→ **Dataset entries**
>>>>>

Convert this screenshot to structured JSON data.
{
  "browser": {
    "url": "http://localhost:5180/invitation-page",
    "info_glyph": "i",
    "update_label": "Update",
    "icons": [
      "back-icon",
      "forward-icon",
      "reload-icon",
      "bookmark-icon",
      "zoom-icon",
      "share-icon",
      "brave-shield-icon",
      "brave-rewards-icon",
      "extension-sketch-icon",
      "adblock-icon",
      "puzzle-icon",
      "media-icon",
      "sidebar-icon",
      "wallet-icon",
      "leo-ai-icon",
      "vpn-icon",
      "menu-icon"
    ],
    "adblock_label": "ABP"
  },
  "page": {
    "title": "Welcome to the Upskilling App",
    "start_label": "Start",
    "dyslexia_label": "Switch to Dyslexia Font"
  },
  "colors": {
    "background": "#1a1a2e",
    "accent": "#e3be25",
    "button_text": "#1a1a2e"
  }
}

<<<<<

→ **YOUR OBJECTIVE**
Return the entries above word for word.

→ **RESULT FOR THIS EXERCISE**
Convert this screenshot to structured JSON data.
{
  "browser": {
    "url": "http://localhost:5180/invitation-page",
    "info_glyph": "i",
    "update_label": "Update",
    "icons": [
      "back-icon",
      "forward-icon",
      "reload-icon",
      "bookmark-icon",
      "zoom-icon",
      "share-icon",
      "brave-shield-icon",
      "brave-rewards-icon",
      "extension-sketch-icon",
      "adblock-icon",
      "puzzle-icon",
      "media-icon",
      "sidebar-icon",
      "wallet-icon",
      "leo-ai-icon",
      "vpn-icon",
      "menu-icon"
    ],
    "adblock_label": "ABP"
  },
  "page": {
    "title": "Welcome to the Upskilling App",
    "start_label": "Start",
    "dyslexia_label": "Switch to Dyslexia Font"
  },
  "colors": {
    "background": "#1a1a2e",
    "accent": "#e3be25",
    "button_text": "#1a1a2e"
  }
}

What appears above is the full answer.